Research requirements

antedating 1949

Earliest cite

Robert Heinlein, in Astounding

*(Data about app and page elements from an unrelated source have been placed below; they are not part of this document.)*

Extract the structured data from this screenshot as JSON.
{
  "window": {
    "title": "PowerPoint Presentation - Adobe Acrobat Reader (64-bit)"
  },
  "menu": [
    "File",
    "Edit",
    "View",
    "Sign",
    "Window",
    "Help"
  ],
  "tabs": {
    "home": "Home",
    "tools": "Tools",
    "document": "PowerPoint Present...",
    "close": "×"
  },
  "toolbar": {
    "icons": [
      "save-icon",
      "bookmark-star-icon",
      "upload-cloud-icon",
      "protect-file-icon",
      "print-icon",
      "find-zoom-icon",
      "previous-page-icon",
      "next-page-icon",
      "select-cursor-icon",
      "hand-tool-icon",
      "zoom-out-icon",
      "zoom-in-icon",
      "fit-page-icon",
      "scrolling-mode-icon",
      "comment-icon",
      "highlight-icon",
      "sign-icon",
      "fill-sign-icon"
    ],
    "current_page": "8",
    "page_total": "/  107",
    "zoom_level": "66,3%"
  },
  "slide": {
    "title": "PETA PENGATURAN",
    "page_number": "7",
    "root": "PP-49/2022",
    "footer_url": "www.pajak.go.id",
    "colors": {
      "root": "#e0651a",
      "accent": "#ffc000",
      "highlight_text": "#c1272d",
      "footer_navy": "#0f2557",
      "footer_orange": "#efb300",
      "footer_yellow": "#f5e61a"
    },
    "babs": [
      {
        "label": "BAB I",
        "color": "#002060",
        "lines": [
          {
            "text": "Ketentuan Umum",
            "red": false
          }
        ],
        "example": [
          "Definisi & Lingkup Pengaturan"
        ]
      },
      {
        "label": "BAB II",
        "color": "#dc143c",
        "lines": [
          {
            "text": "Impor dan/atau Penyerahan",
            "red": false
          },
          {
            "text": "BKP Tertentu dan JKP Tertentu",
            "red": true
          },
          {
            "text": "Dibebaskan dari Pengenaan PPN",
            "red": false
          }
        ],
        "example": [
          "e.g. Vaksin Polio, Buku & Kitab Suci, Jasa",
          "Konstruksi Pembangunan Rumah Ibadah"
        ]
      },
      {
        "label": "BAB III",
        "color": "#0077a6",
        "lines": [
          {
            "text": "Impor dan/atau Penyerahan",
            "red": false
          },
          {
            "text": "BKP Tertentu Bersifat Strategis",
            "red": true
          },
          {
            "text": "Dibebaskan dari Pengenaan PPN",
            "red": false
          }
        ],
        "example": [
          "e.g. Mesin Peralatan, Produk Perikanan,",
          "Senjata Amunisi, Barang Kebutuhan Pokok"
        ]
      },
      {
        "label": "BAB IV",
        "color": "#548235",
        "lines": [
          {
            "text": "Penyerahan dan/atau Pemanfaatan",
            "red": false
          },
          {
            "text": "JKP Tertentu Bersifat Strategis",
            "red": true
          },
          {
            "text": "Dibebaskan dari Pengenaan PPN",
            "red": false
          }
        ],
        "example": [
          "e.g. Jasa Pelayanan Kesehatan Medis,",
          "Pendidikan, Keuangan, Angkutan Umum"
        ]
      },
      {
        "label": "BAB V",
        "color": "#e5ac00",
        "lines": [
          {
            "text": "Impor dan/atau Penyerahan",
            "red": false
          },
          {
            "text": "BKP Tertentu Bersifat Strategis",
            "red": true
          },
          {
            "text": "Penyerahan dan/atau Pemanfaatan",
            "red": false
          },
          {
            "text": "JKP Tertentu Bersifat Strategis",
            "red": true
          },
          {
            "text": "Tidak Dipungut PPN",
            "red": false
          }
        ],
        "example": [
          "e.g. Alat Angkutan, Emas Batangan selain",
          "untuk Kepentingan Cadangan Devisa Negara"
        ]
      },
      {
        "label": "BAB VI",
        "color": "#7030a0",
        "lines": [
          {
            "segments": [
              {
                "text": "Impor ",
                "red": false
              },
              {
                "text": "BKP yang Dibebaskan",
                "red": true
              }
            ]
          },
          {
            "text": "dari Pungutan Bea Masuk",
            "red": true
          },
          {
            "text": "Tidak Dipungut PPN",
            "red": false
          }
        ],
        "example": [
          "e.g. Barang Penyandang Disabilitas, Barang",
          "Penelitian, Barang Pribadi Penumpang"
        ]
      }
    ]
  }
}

Research History
Ralf Brown located and Mike Christie submitted a 1958 cite from Robert Silverberg's "Prime Commandment".
Douglas Winston submitted a 1989 cite from Geo. W. Proctor's "Stellar Fist".
Douglas Winston submitted a 1986 cite for the form "drop-shaft" from Charles Shefield's "The Nimrod Hunt".
Douglas Winston submited a cite from a 1970 reprint of Poul Anderson's "After Doomsday"; Malcolm Farmer verified it in the 1962 magazine publication.
Douglas Winston submitted a 1998 cite for the form "drop shaft" from Kathy Tyers' "Fusion Fire".
Douglas Winston submitted a 1987 cite from Chris Claremont's "First Flight"
Douglas Winston submitted a 1997 cite from Sarah Zettel's "Fool's War".
Fred Galvin submitted a July 1957 cite from Randall Garrett's "Devil's World"
Fred Galvin submitted a cite from a 1976 reprint of Poul Anderson's "The Star Plunderer": we would like to verify this in its original publication (Planet Stories, September 1952)
Fred Galvin submitted an April 1957 cite from Harlan Ellison's "Deeper Than the Darkness"
Bill Mullins submitted a 1949 cite from Robert Heinlein's "Gulf", in Astounding, and several other early-1950s examples.
Ben Ostrowsky submitted a 2010 cite from Iain M. Banks.

Last modified 2021-02-03 01:32:14
In the compilation of some entries, HDSF has drawn extensively on corresponding entries in OED.